That helped the downtrodden dollar rebound for its best daily rise in over a week against a basket of other top currencies and the euro dip back under $1.18 although U.S. Treasuries and German Bunds were both quiet in early European trading.
Equities markets were choppy, with tech stocks shedding as much as 1.6% after U.S. President Donald Trump said he would ban social media platform TikTok in the United States as early as Sunday if China's ByteDance didn't cede control of its U.S. operations. That warning also knocked Chinese heavyweight Alibaba more than 4% lower overnight.
But banks, automakers and miners were the biggest sectoral fallers, all dropping as much as 2%. Volkswagen, Renault and PSA Group fell between 2.5% and 3% after industry data showed European car sales fell by 17.6% in August.
The stronger dollar inflicted some damage in emerging markets too. Turkey's battered lira hit its latest record low , Argentina announced new capital controls just weeks after its ninth debt restructuring, and there was a third straight day of falls for eastern European currencies.
MSCI's broadest index of Asia-Pacific shares outside Japan had lost 1% overnight after five straight days of gains while the tech-savvy Nikkei in Japan and KOPSI in South Korea shed 0.6%. and 1.2% respectively.
"In essence, high-tech shares were overbought and we've seen a correction since early this month," said Soichiro Monji, chief strategist at Nishimura Securities in Kyoto. "I think that is still continuing, with the Fed just being a fresh trigger."
The Fed said it would keep interest rates near zero until inflation is on track to "moderately exceed" the central bank's 2% inflation target "for some time".
New economic projections released with the policy statement showed most policymakers see interest rates on hold through to at least 2023, with inflation not breaching 2% over that period.
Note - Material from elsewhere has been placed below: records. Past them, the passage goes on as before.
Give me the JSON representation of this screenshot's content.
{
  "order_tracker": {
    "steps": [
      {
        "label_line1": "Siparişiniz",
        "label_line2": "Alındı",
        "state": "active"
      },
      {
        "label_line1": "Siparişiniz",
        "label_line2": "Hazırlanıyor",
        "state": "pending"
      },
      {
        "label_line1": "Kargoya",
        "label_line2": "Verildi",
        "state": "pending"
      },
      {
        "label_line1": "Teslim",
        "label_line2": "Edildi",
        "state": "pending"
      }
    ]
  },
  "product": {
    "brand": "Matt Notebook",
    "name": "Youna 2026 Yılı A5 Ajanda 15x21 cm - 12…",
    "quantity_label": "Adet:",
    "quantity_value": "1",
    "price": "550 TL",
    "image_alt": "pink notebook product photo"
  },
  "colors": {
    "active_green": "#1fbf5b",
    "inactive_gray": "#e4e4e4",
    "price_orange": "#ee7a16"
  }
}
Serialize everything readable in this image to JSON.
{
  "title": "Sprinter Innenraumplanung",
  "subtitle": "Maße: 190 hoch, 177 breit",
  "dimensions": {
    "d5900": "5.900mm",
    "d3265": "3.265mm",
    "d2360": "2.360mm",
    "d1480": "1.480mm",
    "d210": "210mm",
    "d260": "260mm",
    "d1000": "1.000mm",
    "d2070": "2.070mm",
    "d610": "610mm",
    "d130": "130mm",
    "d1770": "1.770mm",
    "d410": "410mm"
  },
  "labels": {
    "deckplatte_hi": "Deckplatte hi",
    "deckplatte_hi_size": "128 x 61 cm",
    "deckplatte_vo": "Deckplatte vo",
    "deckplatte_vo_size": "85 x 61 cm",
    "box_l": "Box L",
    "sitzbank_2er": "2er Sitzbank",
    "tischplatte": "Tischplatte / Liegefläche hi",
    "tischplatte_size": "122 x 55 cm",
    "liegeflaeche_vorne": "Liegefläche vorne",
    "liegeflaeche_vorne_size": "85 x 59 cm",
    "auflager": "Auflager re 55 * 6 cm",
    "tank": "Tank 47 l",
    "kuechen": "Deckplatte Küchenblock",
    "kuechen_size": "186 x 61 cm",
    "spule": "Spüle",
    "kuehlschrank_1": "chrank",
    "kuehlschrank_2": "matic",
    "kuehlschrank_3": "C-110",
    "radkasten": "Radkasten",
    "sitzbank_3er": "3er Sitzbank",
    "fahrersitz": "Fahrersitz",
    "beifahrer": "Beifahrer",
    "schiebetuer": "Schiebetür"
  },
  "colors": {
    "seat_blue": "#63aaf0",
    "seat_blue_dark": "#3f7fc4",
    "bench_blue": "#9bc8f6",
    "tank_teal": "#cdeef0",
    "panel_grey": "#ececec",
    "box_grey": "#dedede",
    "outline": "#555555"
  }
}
"Of course, sensible people wouldn't really hold anyone to macro forecasts that far out so we'll cross that bridge when we get to it," said Derek Holt, head of capital markets economics at Scotiabank in Toronto.
"Nevertheless, markets are priced for basically one outcome here and that is little inflation and no hikes for years to come."
News the Bank of England had done more work on a possible shift to negative interest rates dunked sterling back under $1.29 again after it lost 3.5% this month following a fresh bout of Brexit chaos.
The Australian dollar lost as much as 0.4% to $0.7278 , having erased earlier gains made after stronger-than-expected local jobs data.
The Chinese yuan also dropped about 0.35% to 6.7686 per dollar, stepping back from a 16-month high hit on Wednesday.
The yen hit a 1-1/2-month high of 104.62 to the dollar after the Bank of Japan made no changes to its rates or stimulus.
With focus on new Prime Minister Yoshihide Suga, who is seen by some as a strong opponent of a higher yen, some traders said the market may be tempted to test his resolve on the currency.
"One interesting speculative trade in the near-term will be to long the yen ahead of the coming long weekend in Japan," said a senior trading manager at a major Japanese bank.
BOJ chief Haruhiko Kuroda had said it would work closely with the Suga government to support the economy.
As the dollar gained, oil prices gave up some of their big gains made on Wednesday on a drawdown in U.S. crude and gasoline inventories, with Hurricane Sally forcing a swath of U.S. offshore production to shut.
Brent crude dropped 1% to $41.80 per barrel before recovering some ground, while U.S. crude fell as much 1.2% before clawing back above $40 per barrel. Gold and bellwether industrial metal copper also slipped nearly 1% to $1,943.8 per ounce and $6,693 a tonne respectively.
(Additional reporting by Hideyuki Sano in Tokyo; Editing by Angus MacSwan and Catherine Evans)